Thursday, November 21, 2013

The oddness of Riyadh: the place and the people (part 2).

Here is the next colourful instalment in the rich tapestry of Tefl weirdoes from Saudi Arabia. I was quite relieved to find out that I don't feature amongst them!

Mr.K (1)
A retiring Brit who spent nearly 15 years in Saudi camped in front of the TV. Never a day went by without him roundly cursing the place and its people. He was saving up to buy a house in Bulgaria, but sadly died before he could move in, meaning that he died full of personal misery, having been unable to appreciate the fruits of his labour. 

A strange Canadian who went to bed at 6pm daily so that he could wake and exercise at 4am the following day when it was not yet hot. He would frequently boast about the $5000 carbon fibre wheels on his triathlon bike, but was less sure about why he had never won a single event, even though he only ever competed in events with just a handful of entrants. 
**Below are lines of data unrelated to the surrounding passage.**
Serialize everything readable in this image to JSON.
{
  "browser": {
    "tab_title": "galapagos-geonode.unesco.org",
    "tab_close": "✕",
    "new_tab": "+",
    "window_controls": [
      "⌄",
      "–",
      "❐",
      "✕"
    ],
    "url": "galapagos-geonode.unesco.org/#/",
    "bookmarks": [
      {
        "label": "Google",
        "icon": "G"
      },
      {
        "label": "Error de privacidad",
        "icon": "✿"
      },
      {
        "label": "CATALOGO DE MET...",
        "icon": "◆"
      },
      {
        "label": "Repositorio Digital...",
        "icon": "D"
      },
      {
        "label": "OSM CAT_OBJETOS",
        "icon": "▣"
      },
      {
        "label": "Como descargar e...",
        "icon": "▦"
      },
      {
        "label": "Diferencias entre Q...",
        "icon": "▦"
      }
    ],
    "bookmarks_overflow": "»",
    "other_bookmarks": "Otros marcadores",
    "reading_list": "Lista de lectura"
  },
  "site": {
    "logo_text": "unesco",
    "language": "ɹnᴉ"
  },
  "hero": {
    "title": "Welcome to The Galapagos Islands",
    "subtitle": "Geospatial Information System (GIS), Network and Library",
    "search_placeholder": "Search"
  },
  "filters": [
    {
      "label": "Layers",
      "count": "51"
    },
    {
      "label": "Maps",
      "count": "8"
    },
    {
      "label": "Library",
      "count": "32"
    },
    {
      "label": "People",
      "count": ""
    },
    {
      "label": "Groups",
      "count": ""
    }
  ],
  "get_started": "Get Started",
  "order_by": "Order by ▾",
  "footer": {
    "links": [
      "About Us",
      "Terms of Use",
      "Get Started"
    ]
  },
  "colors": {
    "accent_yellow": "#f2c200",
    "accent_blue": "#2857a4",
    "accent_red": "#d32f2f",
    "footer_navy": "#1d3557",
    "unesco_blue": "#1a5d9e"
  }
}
Mr. K (2)
An Irishman with a propensity to throw chairs through windows after consuming illegal hooch during in-house karaoke sessions. Whilst in work he gained the reputation for being a compulsive liar and having a reluctance to admit that he didn’t really have the qualifications he said he had, owing to the fact that he hadn’t finished the courses he embarked on.

Mr. D
A diminutive Welshman with a large appetite for alcohol and whoring. He had been employed in various (in)capacities at virtually all colleges in the city, and legend had it that he once lasted more than one term at the same place. Dismissed (many times) for turning up for work roaring drunk, he was finally ordered to leave the country – only to be refused boarding the plane, due to his advanced state of inebriation. Last heard of in China, having married a Chinese prostitute.

‘Dr’ Y
A tall American who arrived to work as a ‘counsellor’, owing to his PhD in Psychology. He expressed a great interest in the welfare of the local whores, and spent most evenings acquainting himself with the city’s brothels. He took out an enormous loan after just a few months, and then promptly left the country on a pretext. Never returned.

Coming next: the big two!

Thursday, November 14, 2013

The oddness of Riyadh: the place and the people (part 1).

Sandy McAnus is proud to present a series of pieces dedicated to that shimmering hub of teaching excellence, the Kingdom of Saudi Arabia. One of my contacts over there, based in the capital of The Gulf's shining light of democracy, has bravely volunteered (no inducements were offered, really) the following tribute to his equally singular colleagues.


When I arrived in Riyadh a few years back, I had little idea of what would befall me. Having never been to the Gulf region before, there was much of a muchness about choosing a particular location -  they all seemed the same, and were equally desperate to recruit me. When two teachers dropped out of a PREP Programme at the prestigious King Faisal School Riyadh situated next to the American Embassy in the Diplomatic Quarter, two vacancies arose. With some research I noted that the school was home to much of the ruling elite of the country, with the Bin Ladens and the Al-Sauds being the more obvious benefactors. Yet generally, as is often the case with such dodgy institutes, there was a paucity of information about the place - just a bunch of sour grapes by some sad Tefl twats who either got fired or walked out because they were about to get fired. Aside from that, I knew very little.

The first thing people notice about working in Saudi is how painfully slow the visa process is, not to mention the cost of it. After running around for the best part of two months, however, I was soon on board a flight crossing hour upon hour of gleaming sand, wondering whether I had done the right thing. My main reason for going was because I wanted to get SARS; yes, that’s right - SARS. Not the bird flu kind, but Saudi Arabian Rials … or ‘fluse’ as it’s known locally.

Upon arriving in Riyadh, I was met and taken to a 3-star hotel on the edge of the city. This place doubled  as a knocking shop for fat Saudis and Bangladeshi boys, with the room opposite me being the main hub of activity, unfortunately. On my first day at work I was told that there would be a three week induction period before the students arrived, and that I should use that time to get to know my colleagues and the city. That was when the fun really began. Looking back, I regret not noting all this down at the time, as I have told many I could have made millions from revealing the antics that occurred in the first few months. Given the nature of it all, like many observers, I was too stunned to act, and completely unable to overcome the disbelief that occurred on a daily basis.

The job itself did not get off to the best of starts. One teacher resigned on the first day, rather than pander to a bunch of spoilt Saudi brats all year, whereas another teacher, Palestinian, was fired shortly after for allowing a boy to drown in the swimming pool during a poorly supervised sports day. I befriended what few ex-pat teachers there were, not yet aware that this is not always the best thing to do in the Gulf region. My colleagues were a whacky bunch of misfits, all of them mad in their own way, though two of them were clearly beyond anything I have ever come across. I will mention the merely unbalanced characters first, before moving onto the real crackpots.

To be continued